The Canary Islands are part of Spain but they're located much closer to Africa than the Spanish mainland. The seven islands are in the Atlantic Ocean, 1,350 kilometres south of the Iberian Peninsula. Their nearest neighbour is Morocco (95 kilometres east of Fuerteventura) and the climate is wonderful all year round with temperatures rarely falling below 18C in the winter and rising above 24C in the summer.
They call the Canaries "The Land of Eternal Spring". The sub-tropical climate is regulated by the Gulf Stream and Trade Winds and any time of year is a good time to visit with guaranteed sunshine, virtually no rainfall and non-stop tourist activity. Small wonder that 11 million international tourists migrate to these shores each year!
The archipelago consists of five main holiday islands - La Palma, Tenerife, Gran Canaria, Fuerteventura and Lanzarote - and the two, small unspoilt islands of Hierro and Gomera. The islands are the tips of a vast volcanic mountain range lying beneath the Atlantic Ocean. The fact that four of Spain's seven major national nature reserves are located here reflects the extraordinary wealth of natural beauty to be found in the Canaries.
The volcanic crater of Mount Teide, the major landmark of Tenerife, was designated as a national reserve in 1954 along with the Taburiente crater on La Palma. Teide is the third tallest volcano in the world (after two in Hawaii) and its 3,718-metre peak is the highest in the whole of Spain. The Caldera del Taburiente on La Palma is the world's largest erosion crater with a diameter of nine kilometres and a depth of 770 metres.
Lanzarote's Timanfaya Park was declared a national reserve in 1974 and the island as a whole, which has one of the most extraordinary volcanic landscapes on the planet, has been designated a globally-protected "Reserve of the Biosphere" by UNESCO (the United Nations Educational, Scientific and Cultural Organisation). The island has eerie fields of petrified lava, beaches of black volcanic sand and vineyards growing in the very bowels of volcanic craters.
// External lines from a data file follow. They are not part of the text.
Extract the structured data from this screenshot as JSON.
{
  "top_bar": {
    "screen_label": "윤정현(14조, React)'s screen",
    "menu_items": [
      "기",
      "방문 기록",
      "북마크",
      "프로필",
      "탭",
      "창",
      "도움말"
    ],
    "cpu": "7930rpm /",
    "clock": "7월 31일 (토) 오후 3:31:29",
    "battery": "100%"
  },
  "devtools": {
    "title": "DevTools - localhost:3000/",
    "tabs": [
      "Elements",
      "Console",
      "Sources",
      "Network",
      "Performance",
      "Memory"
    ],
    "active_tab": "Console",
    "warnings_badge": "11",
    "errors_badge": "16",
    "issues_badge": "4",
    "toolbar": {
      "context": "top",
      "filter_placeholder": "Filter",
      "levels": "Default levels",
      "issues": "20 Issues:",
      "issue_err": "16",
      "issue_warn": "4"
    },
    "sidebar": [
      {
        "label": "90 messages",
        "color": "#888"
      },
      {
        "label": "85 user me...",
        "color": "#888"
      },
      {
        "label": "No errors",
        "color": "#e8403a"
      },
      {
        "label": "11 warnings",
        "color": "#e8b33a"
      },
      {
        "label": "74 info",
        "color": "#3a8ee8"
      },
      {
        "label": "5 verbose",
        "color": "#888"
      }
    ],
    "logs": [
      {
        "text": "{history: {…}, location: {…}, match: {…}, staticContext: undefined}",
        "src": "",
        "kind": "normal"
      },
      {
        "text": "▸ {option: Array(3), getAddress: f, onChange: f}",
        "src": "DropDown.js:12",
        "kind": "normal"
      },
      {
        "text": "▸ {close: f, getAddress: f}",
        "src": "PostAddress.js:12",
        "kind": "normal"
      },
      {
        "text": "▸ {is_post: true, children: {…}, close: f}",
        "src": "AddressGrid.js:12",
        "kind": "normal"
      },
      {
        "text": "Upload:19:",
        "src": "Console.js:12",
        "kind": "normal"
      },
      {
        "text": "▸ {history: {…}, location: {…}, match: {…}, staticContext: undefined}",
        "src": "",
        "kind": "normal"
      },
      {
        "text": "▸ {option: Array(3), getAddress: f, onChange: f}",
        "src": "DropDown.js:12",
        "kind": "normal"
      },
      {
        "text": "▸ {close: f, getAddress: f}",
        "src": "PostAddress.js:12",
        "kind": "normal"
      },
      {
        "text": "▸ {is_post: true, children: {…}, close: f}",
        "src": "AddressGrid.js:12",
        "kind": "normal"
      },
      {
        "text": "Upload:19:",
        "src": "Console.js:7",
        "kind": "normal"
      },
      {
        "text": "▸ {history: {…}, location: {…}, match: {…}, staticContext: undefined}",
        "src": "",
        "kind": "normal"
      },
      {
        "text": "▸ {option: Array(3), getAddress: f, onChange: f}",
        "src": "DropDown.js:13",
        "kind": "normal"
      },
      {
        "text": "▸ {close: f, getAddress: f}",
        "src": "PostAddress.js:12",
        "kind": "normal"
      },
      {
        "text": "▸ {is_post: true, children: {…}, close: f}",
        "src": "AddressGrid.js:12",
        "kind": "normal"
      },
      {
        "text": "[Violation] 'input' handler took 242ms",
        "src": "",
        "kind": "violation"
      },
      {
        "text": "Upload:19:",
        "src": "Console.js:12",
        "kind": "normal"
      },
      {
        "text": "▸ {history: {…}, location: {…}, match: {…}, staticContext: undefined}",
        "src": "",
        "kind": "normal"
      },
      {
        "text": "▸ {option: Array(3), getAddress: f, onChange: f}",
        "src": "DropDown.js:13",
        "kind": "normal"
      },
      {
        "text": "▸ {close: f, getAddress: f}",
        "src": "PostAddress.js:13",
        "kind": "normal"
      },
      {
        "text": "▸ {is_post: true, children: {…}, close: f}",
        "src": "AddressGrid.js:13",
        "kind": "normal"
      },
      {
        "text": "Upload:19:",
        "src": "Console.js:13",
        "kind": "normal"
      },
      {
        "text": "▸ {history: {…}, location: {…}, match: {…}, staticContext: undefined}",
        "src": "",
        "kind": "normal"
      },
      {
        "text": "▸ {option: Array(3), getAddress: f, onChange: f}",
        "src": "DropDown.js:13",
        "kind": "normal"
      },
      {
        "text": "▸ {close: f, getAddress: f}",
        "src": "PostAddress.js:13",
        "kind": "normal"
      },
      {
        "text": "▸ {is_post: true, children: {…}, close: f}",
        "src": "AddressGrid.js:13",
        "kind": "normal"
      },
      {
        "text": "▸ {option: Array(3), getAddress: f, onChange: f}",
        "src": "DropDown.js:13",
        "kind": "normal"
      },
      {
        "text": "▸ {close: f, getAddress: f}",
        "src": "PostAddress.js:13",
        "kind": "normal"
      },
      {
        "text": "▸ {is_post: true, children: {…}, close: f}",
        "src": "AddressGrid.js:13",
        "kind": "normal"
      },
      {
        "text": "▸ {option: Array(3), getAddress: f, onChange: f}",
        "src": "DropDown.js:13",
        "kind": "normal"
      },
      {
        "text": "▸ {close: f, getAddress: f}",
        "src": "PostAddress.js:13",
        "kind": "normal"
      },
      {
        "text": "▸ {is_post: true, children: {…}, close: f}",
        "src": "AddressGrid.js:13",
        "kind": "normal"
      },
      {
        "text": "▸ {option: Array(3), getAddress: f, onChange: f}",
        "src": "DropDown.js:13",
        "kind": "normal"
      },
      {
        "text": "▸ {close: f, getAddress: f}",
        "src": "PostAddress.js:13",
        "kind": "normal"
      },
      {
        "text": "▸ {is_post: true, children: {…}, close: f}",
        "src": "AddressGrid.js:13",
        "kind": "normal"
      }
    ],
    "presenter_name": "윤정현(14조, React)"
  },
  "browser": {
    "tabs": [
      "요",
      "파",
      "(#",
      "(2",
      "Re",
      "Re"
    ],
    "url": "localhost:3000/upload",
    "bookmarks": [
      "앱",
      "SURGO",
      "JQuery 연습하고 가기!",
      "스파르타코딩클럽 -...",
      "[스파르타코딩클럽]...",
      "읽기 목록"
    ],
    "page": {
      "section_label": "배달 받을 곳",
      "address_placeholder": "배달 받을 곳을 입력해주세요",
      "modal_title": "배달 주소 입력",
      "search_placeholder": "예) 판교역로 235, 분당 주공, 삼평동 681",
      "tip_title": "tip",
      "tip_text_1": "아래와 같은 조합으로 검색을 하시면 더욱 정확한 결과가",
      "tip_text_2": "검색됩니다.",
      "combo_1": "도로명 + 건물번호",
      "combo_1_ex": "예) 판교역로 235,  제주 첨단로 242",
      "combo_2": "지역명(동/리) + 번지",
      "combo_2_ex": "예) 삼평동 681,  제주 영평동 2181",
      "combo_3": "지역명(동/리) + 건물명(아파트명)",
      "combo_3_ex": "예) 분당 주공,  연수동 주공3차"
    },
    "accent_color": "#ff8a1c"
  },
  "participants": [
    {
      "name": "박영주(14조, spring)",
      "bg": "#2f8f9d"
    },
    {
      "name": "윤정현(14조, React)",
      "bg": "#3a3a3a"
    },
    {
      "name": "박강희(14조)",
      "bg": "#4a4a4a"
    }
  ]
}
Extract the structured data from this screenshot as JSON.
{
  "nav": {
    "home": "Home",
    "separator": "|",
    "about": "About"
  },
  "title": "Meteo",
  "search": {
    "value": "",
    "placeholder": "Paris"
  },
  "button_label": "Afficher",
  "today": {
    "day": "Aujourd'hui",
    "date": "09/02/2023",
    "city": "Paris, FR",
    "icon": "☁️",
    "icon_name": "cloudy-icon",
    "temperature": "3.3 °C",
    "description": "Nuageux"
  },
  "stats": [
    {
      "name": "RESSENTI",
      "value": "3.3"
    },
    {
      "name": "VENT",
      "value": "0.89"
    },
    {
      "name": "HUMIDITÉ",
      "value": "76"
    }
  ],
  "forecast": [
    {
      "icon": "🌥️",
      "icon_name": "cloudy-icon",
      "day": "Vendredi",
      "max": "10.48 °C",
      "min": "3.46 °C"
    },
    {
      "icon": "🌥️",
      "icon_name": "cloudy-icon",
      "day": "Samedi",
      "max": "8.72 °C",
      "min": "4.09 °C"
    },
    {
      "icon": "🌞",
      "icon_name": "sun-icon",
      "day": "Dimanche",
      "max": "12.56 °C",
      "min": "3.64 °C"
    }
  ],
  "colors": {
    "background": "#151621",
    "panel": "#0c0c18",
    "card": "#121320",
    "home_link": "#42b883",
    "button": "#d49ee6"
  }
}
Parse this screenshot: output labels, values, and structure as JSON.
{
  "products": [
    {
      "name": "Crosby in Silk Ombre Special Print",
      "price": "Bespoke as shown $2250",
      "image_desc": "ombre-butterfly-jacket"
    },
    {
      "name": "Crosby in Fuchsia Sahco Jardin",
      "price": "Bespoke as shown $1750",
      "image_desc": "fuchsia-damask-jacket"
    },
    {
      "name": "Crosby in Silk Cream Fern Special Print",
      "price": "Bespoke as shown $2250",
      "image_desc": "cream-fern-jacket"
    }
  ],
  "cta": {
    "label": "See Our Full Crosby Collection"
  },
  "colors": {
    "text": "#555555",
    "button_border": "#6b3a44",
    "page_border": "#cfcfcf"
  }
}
This is a place where restaurants grill meat on volcano-powered barbecues!
The fourth national reserve is to be found on Gomera where an ancient laurel forest lies at the heart of the 10,000-acre Parque Nacional de Garajonay.
La Palma is probably the most beautiful canary island of the "big five" but don't expect the near-perfect climate of the other islands. It is also the most unspoilt. It's lush, green.and often wet! The island is located 200 kilometres to the west of Africa and the nearest land west of it is Brazil.
Tenerife and Gran Canaria, at the centre of the archipelago, are the liveliest tourist resorts. Both offer frantic beach activity and an all-night party scene but get away from the most popular package holiday centres and you'll be able to enjoy the islands' wealth of natural beauty far from the madding crowds.
Gran Canaria is like a giant horticultural centre where thousands of exotic fruits, trees and crops flourish. There are banana and coffee plantations, fields of sugar cane and tobacco, date palm forests and orange groves. Papayas, mangoes and avocadoes are all produced in this island of contrasts. It stretches just 40 kilometres from north to south but offers dramatic volcanic mountains, tropical forests, desert areas and golden beaches.
Fuerteventura is believed to be the oldest of the islands and has the longest beaches in the archipelago. It's not the place for all-night ravers but the island is a perfect holiday destination for families, couples and nature lovers seeking a relaxed winter sun holiday.
Whatever you're looking for from your holiday, as long as you choose your island carefully you'll find it in the Canaries. There are bustling seafronts lined with high-rise hotels and non-stop entertainment centres; you'll find gay bars, all-night clubs, foam parties and fish and chip shops.
The islands are also a paradise for lovers of nature and water sports enthusiasts. The Canaries are home to some fascinating indigenous animal and plant life and the local waters provide some of the world's richest hunting grounds for deep-sea fishermen. Shark, tuna and marlin are all to be found in abundance here. Most tourists prefer to hunt for a glimpse of the bottle-nosed dolphins and pilot whales which you can often see around the islands.